Church of St Andrew - Carlisle - List Entry

  • Description

    "...St Andrew's was built to designs of Henry Higginson of Carlisle as a Mission Church to house a congregation previously meeting in a nearby barn. The church was built at a cost of £500, could seat 150 people and was opened in 1890 by the Bishop of Carlisle. It is depicted on the Second edition Ordnance Survey map of 1901, marked as 'St Andrew's Mission Church'. An historic photo showing the church under construction, and another of the interior in c.1890 illustrates that the church is largely unaltered. The C19 saw a number of religious revivals leading to an expansion in those attending both established churches and non-conformist places of worship. In addition, the industrialisation of many cities created an expansion in populations without sufficient churches to meet this demand.

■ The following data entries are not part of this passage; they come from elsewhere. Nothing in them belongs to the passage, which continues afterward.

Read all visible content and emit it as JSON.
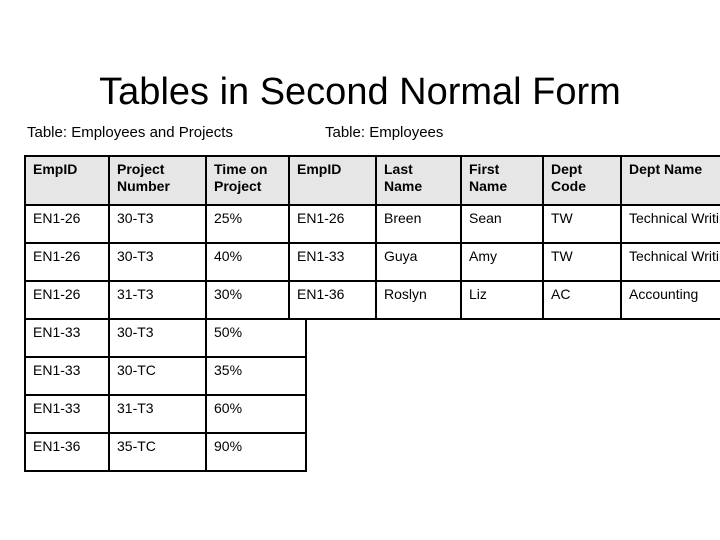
{
  "slide": {
    "title": "Tables in Second Normal Form"
  },
  "tables": [
    {
      "caption": "Table: Employees and Projects",
      "headers": [
        "EmpID",
        "Project Number",
        "Time on Project"
      ],
      "rows": [
        [
          "EN1-26",
          "30-T3",
          "25%"
        ],
        [
          "EN1-26",
          "30-T3",
          "40%"
        ],
        [
          "EN1-26",
          "31-T3",
          "30%"
        ],
        [
          "EN1-33",
          "30-T3",
          "50%"
        ],
        [
          "EN1-33",
          "30-TC",
          "35%"
        ],
        [
          "EN1-33",
          "31-T3",
          "60%"
        ],
        [
          "EN1-36",
          "35-TC",
          "90%"
        ]
      ]
    },
    {
      "caption": "Table: Employees",
      "headers": [
        "EmpID",
        "Last Name",
        "First Name",
        "Dept Code",
        "Dept Name"
      ],
      "rows": [
        [
          "EN1-26",
          "Breen",
          "Sean",
          "TW",
          "Technical Writing"
        ],
        [
          "EN1-33",
          "Guya",
          "Amy",
          "TW",
          "Technical Writing"
        ],
        [
          "EN1-36",
          "Roslyn",
          "Liz",
          "AC",
          "Accounting"
        ]
      ]
    }
  ],
  "colors": {
    "header_background": "#e6e6e6",
    "border": "#000000",
    "text": "#000000",
    "page_background": "#ffffff"
  }
}
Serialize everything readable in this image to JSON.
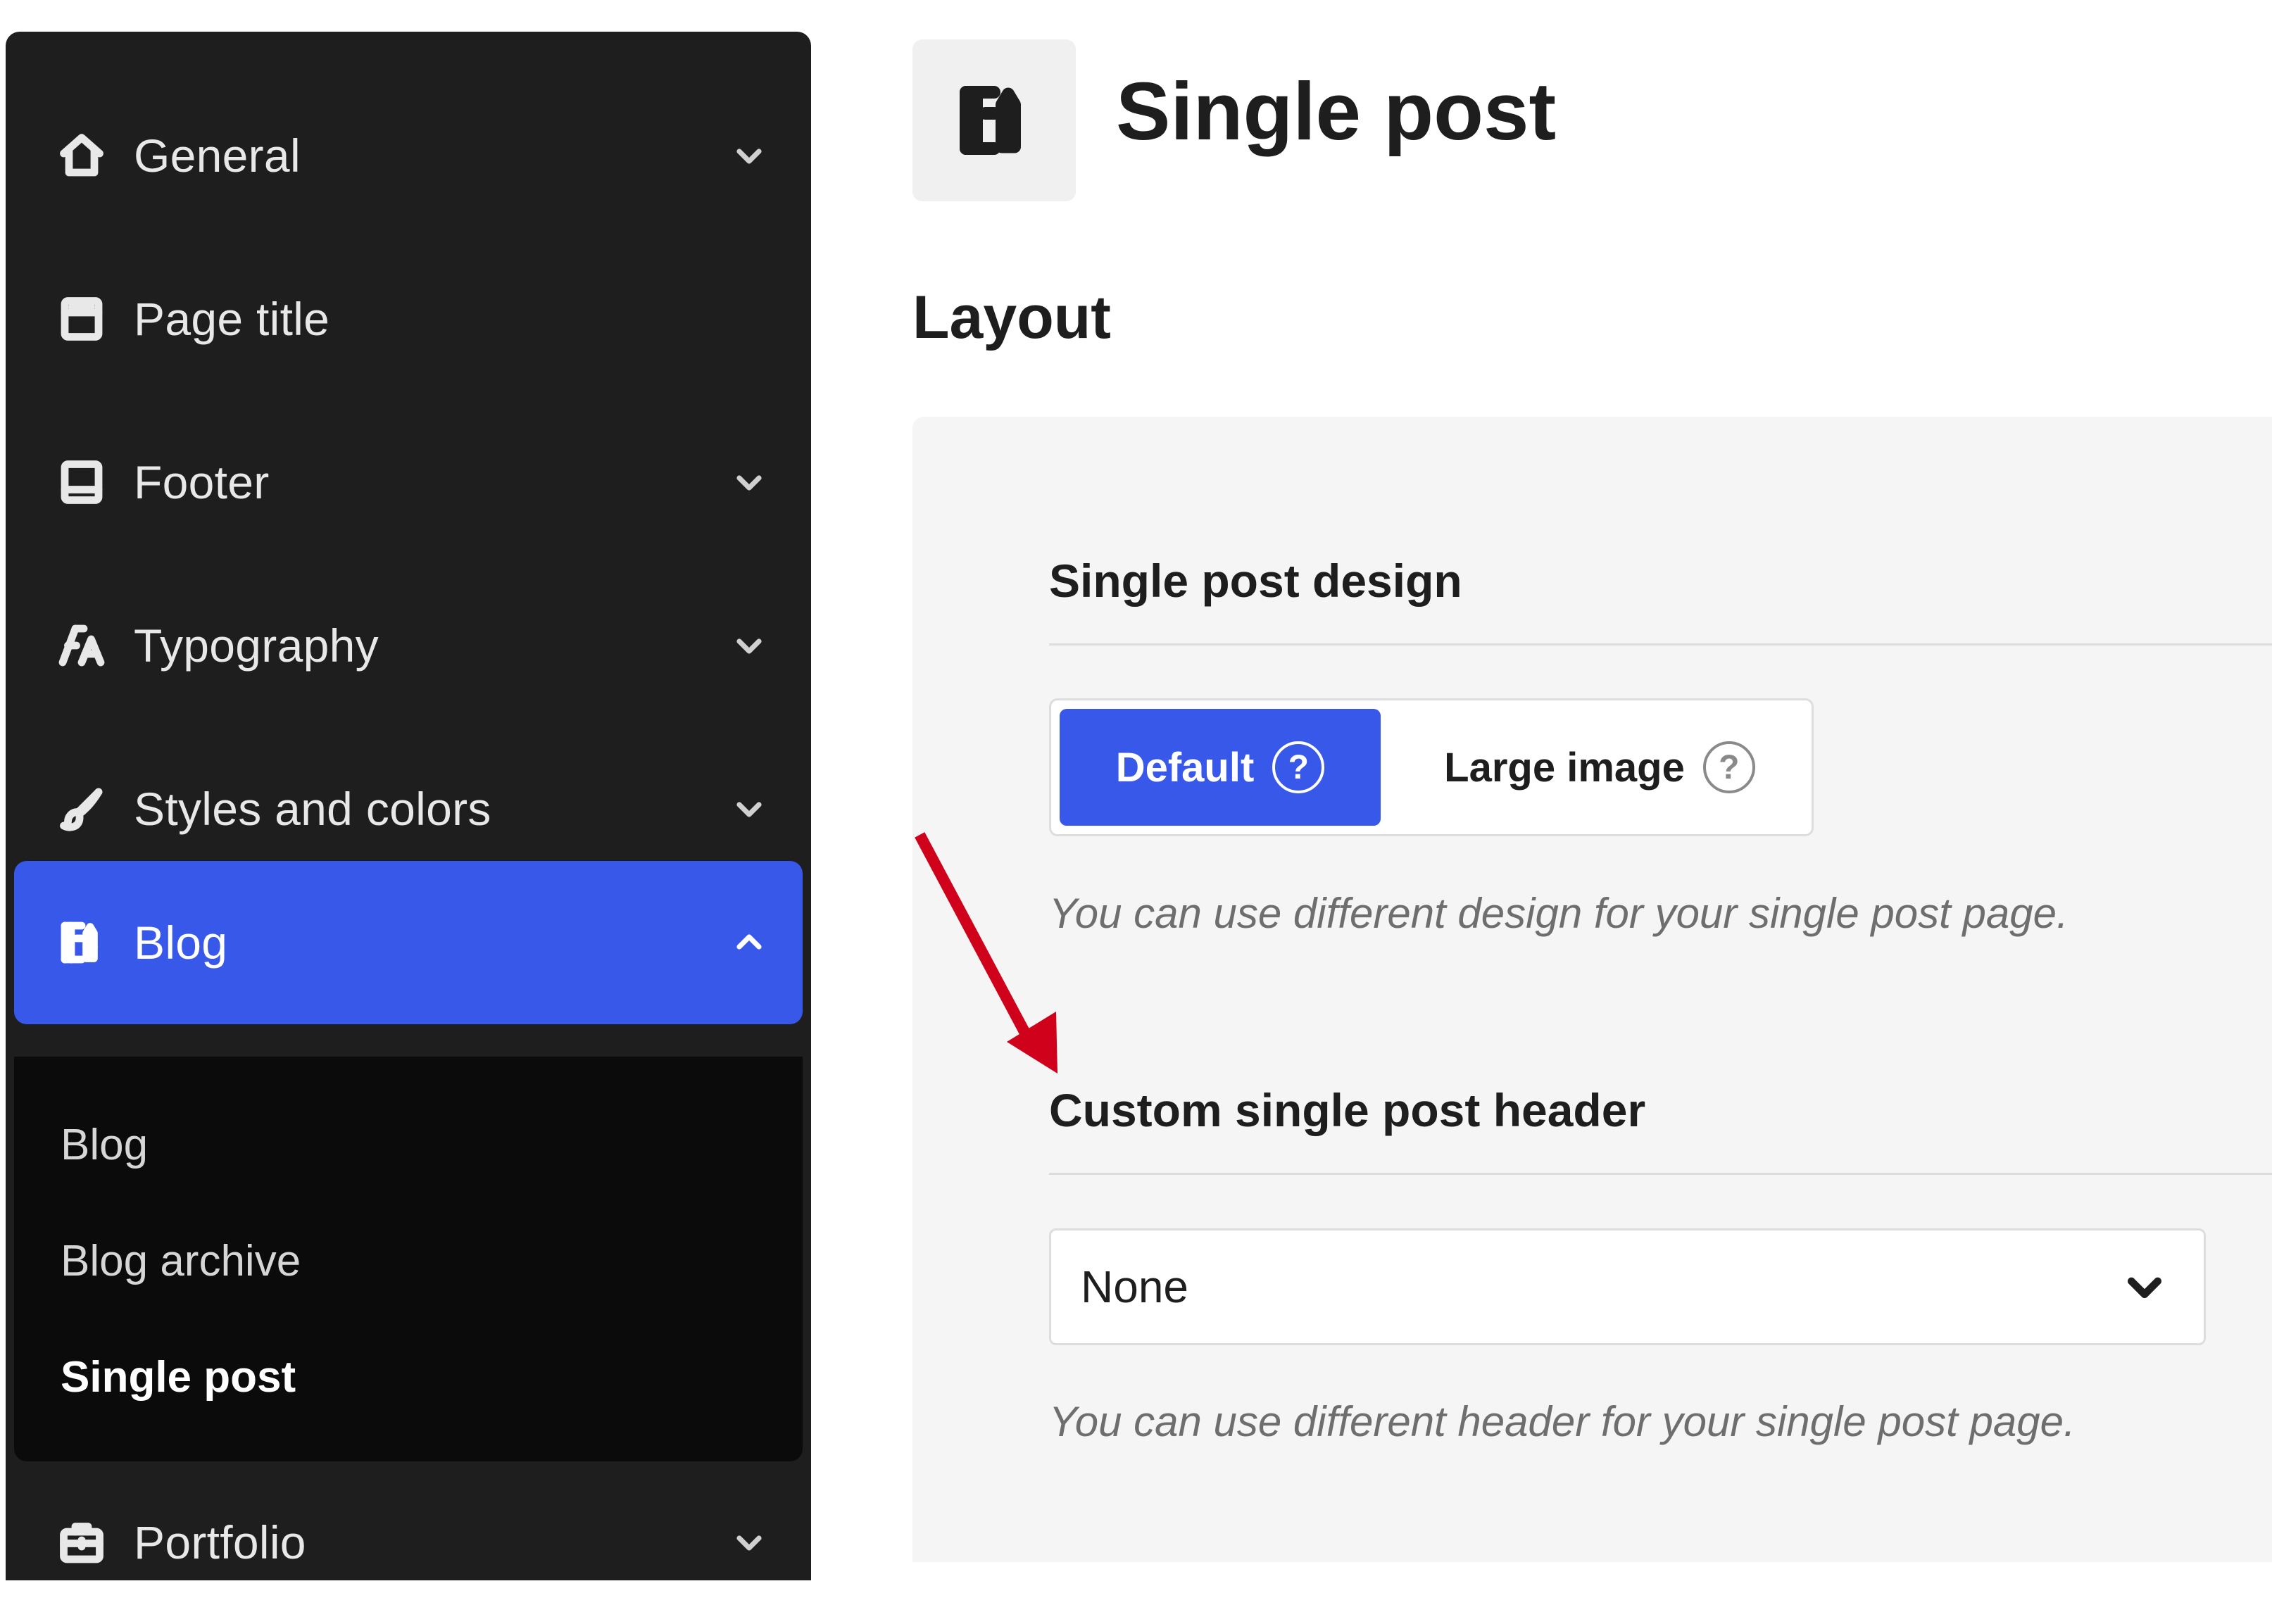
{
  "sidebar": {
    "items": [
      {
        "label": "General",
        "icon": "home-icon"
      },
      {
        "label": "Page title",
        "icon": "page-title-icon"
      },
      {
        "label": "Footer",
        "icon": "footer-icon"
      },
      {
        "label": "Typography",
        "icon": "typography-icon"
      },
      {
        "label": "Styles and colors",
        "icon": "brush-icon"
      },
      {
        "label": "Blog",
        "icon": "blog-icon",
        "active": true,
        "expanded": true
      },
      {
        "label": "Portfolio",
        "icon": "briefcase-icon"
      }
    ],
    "submenu": [
      {
        "label": "Blog"
      },
      {
        "label": "Blog archive"
      },
      {
        "label": "Single post",
        "current": true
      }
    ]
  },
  "header": {
    "title": "Single post",
    "icon": "blog-icon"
  },
  "layout": {
    "section_title": "Layout",
    "single_post_design": {
      "label": "Single post design",
      "options": [
        {
          "label": "Default",
          "selected": true
        },
        {
          "label": "Large image",
          "selected": false
        }
      ],
      "help_glyph": "?",
      "help_text": "You can use different design for your single post page."
    },
    "custom_header": {
      "label": "Custom single post header",
      "selected_value": "None",
      "help_text": "You can use different header for your single post page."
    }
  },
  "colors": {
    "accent": "#3858e9",
    "sidebar_bg": "#1e1e1e",
    "submenu_bg": "#0b0b0b",
    "panel_bg": "#f5f5f5",
    "annotation_arrow": "#d0021b"
  }
}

Many non-conformist communities therefore chose to erect a new church or chapel themselves, while the Church of England embarked on a building programme; in areas where there was no existing parish, these new churches were often known as mission churches. Botcherby was not included within the Carlisle city boundaries until 1912...."
  • Owner

    Historic England
  • Source

    Local (Co-Curate)
  • License

    What does this mean? Unknown license check permission to reuse
  • Further information

    Link: https://historicengland.org.uk/listing/the-list/list-entry/1413631
    Resource type: Text/Website
    Added by: Simon Cotterill
    Last modified: 1 month, 1 week ago
    Viewed: 31 times
    Picture Taken: Unknown
  • Co-Curate tags

Comments

Add a comment or share a memory.

Login to add a comment. Sign-up if you don't already have an account.

ABOUT US

Co-Curate is a project which brings together online collections, museums, universities, schools and community groups to make and re-make stories and images from North East England and Cumbria. Co-Curate is a trans-disciplinary project that will open up 'official' museum and 'un-officia'l co-created community-based collections and archives through innovative collaborative approaches using social media and open archives/data.

LATEST SHARED RESOURCES